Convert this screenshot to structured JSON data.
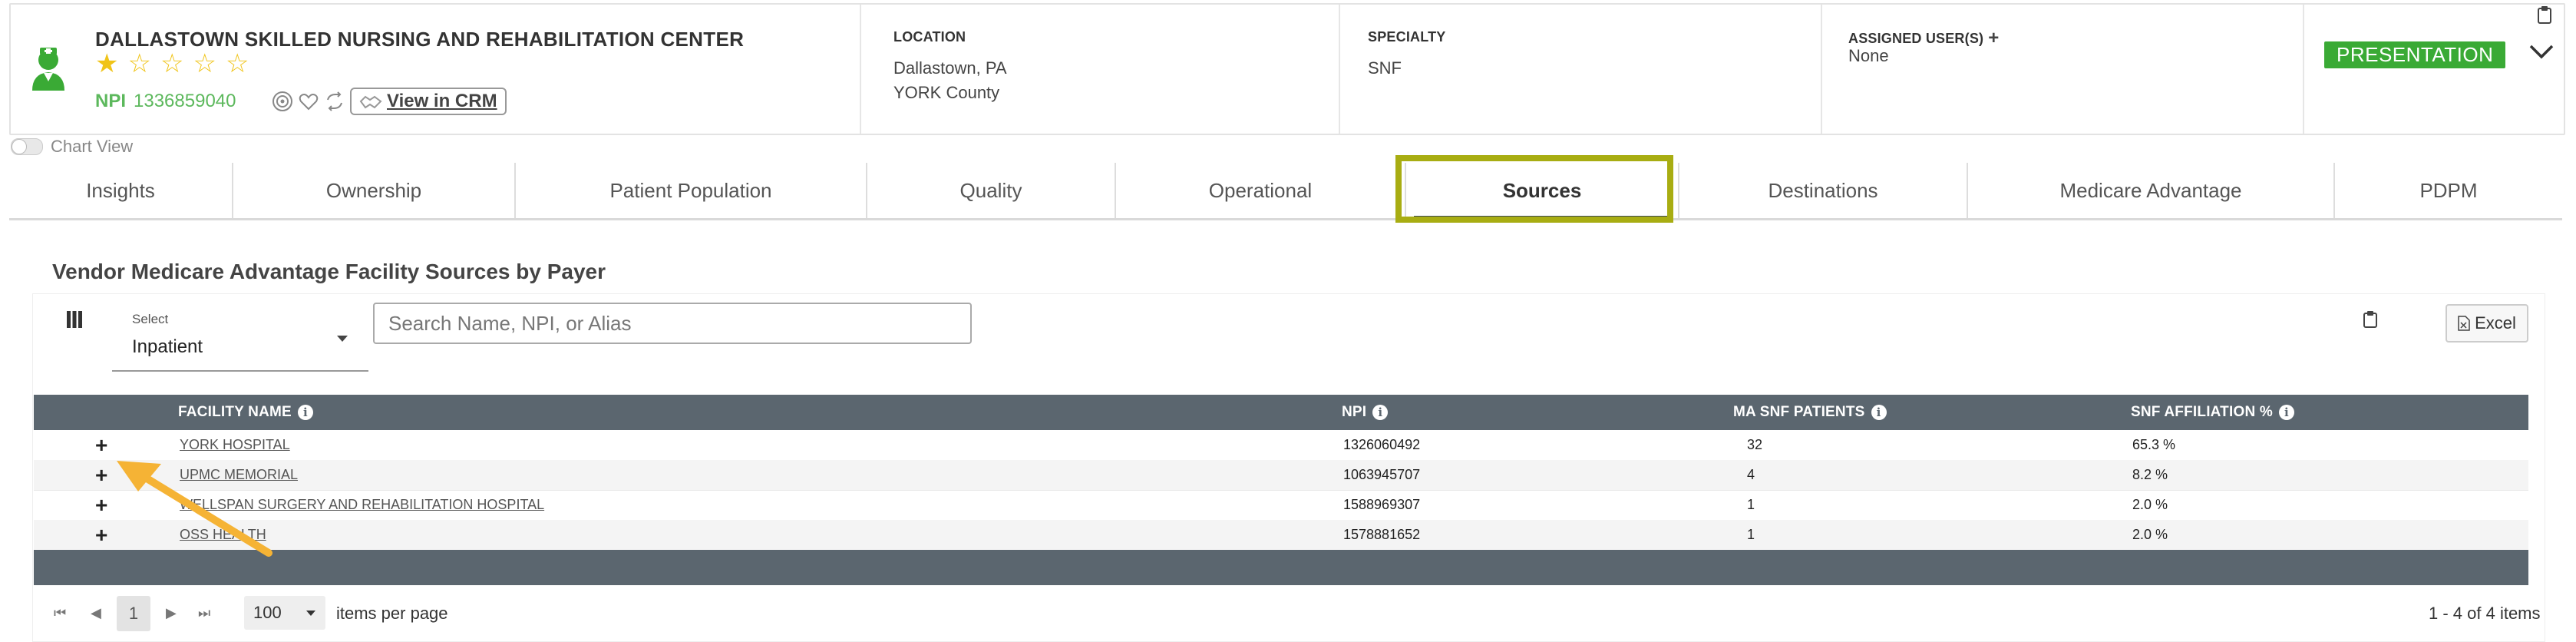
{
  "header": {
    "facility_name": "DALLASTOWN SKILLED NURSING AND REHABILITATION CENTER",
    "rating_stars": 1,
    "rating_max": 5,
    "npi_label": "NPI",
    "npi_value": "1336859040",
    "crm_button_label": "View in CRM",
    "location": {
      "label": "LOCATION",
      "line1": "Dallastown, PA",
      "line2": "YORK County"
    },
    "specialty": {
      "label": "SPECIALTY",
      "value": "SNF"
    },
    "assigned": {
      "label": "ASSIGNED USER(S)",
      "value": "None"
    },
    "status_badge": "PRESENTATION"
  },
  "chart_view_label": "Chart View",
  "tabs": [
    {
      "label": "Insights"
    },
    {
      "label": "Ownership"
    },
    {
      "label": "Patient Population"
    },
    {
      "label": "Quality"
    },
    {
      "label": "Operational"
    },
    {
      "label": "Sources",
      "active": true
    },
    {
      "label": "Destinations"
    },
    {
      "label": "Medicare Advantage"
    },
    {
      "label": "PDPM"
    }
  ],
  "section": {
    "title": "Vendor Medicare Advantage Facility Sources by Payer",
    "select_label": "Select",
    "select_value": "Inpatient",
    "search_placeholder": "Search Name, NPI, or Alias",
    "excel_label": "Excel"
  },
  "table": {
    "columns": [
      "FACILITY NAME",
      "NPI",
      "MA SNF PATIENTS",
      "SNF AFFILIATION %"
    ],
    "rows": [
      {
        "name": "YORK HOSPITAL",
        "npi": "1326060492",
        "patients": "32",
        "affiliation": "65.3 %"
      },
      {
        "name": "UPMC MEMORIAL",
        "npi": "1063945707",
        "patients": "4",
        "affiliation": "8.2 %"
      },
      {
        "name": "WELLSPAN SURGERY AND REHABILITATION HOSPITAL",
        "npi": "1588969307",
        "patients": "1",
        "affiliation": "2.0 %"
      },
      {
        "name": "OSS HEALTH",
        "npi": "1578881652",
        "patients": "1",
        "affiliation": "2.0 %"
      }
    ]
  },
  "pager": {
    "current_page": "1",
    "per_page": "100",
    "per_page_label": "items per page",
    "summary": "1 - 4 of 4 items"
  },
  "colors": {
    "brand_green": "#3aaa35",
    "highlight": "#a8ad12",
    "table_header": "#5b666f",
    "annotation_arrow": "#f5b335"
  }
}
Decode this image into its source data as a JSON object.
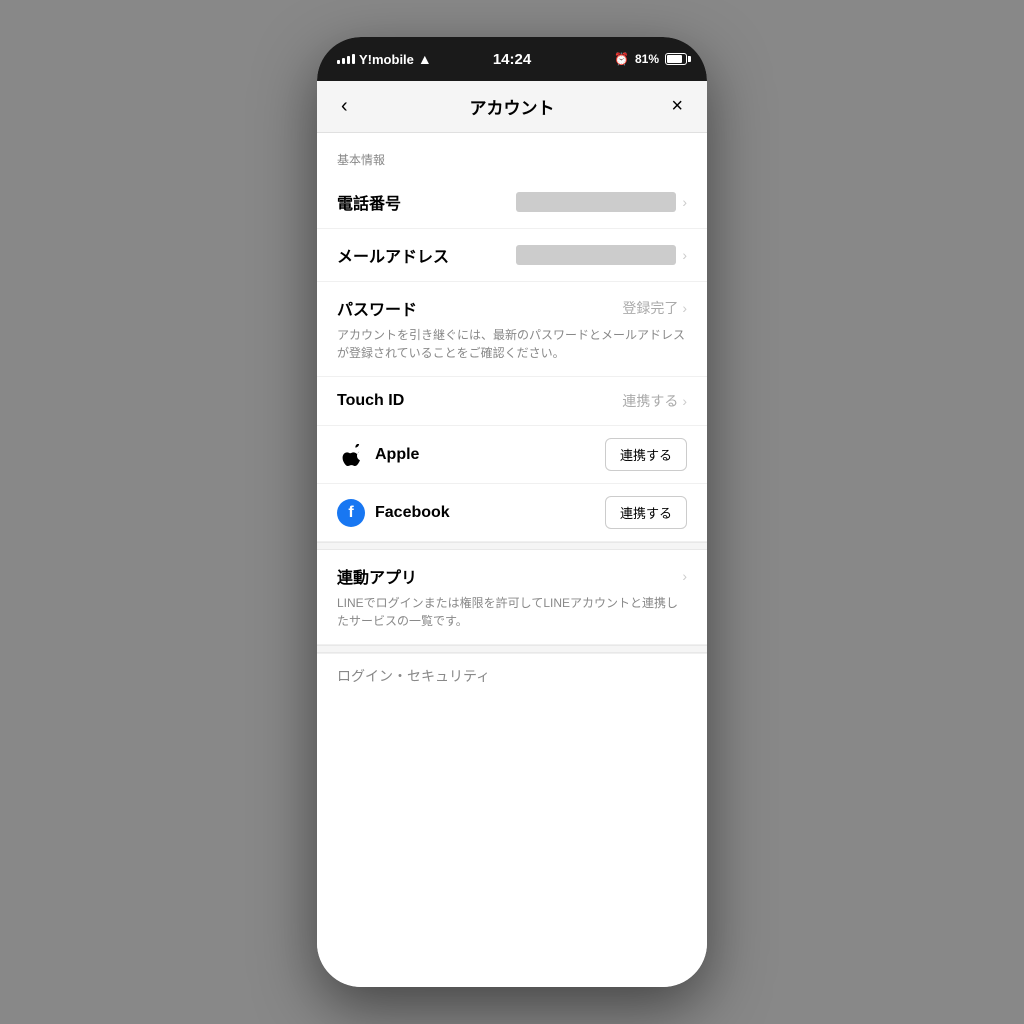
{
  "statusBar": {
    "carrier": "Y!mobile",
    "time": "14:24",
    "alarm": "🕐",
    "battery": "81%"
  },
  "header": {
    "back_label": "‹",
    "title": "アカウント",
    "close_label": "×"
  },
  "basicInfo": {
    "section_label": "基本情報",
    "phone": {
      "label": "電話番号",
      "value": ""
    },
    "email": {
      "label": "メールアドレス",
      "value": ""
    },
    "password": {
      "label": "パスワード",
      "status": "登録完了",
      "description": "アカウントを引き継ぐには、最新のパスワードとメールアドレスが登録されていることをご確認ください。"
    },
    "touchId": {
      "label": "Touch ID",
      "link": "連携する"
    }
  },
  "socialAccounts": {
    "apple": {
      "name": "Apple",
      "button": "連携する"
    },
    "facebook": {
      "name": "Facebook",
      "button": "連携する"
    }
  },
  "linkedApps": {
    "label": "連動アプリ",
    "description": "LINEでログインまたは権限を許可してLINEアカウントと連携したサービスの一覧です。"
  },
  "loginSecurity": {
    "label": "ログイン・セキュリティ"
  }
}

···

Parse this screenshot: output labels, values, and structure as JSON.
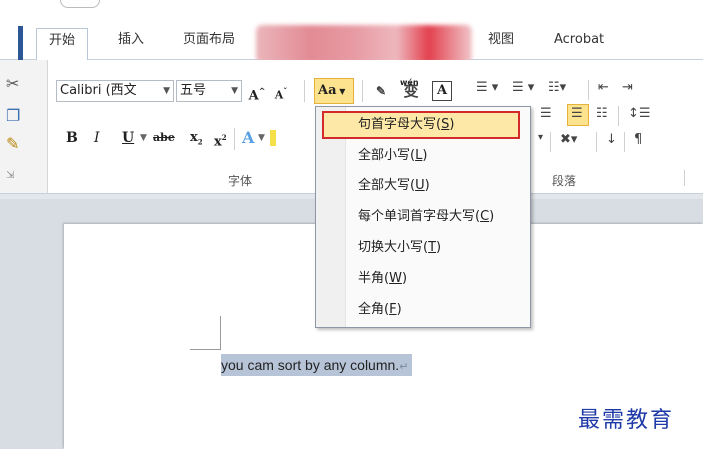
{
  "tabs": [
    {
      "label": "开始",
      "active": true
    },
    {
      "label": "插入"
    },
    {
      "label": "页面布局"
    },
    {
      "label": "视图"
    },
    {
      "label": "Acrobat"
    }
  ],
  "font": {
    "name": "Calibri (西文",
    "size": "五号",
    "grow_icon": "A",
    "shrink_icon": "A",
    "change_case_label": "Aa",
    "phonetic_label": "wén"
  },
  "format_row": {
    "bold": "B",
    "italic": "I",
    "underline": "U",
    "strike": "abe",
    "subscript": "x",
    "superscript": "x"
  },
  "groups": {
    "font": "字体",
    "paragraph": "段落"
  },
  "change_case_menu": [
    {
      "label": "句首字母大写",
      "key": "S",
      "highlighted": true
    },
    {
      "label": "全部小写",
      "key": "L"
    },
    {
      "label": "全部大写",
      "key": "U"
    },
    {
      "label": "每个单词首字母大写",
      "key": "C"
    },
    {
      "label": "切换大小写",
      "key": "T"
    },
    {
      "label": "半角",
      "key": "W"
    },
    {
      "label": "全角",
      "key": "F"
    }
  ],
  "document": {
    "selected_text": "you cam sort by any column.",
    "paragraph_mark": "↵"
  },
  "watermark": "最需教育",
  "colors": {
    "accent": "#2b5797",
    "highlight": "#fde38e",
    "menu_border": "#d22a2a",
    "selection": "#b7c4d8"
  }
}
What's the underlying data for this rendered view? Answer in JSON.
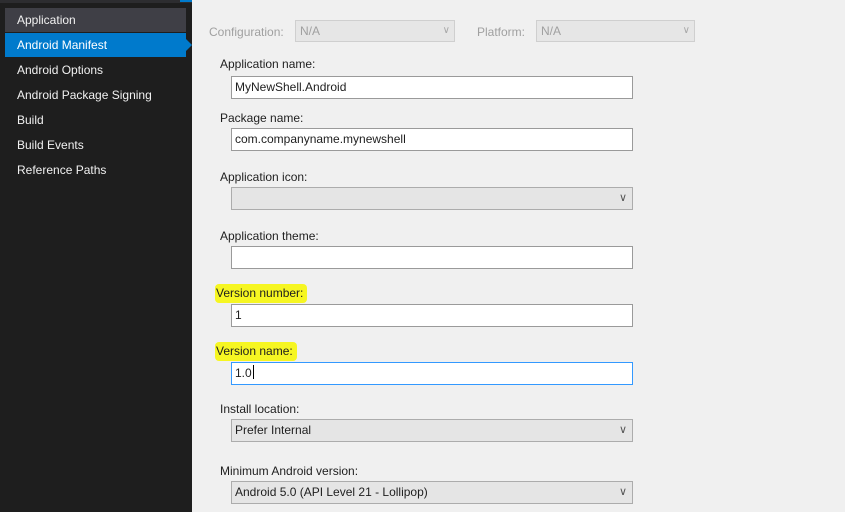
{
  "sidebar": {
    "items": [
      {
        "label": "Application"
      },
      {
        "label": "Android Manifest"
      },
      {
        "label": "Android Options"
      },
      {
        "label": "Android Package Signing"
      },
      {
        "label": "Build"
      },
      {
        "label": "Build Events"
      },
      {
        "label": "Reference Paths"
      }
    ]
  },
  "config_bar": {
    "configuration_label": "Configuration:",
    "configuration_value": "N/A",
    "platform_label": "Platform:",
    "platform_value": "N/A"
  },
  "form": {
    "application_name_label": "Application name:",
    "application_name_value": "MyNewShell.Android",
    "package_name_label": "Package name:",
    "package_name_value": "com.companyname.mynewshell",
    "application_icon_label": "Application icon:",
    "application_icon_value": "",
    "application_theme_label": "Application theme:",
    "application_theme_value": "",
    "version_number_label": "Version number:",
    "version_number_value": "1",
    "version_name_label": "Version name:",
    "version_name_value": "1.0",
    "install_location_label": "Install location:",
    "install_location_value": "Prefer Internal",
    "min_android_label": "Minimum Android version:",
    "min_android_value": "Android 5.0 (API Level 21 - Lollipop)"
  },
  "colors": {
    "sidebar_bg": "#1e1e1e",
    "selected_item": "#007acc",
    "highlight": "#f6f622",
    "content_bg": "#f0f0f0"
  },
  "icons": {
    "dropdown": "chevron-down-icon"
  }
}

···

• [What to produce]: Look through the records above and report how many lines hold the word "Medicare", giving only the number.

• [Answer section]: 2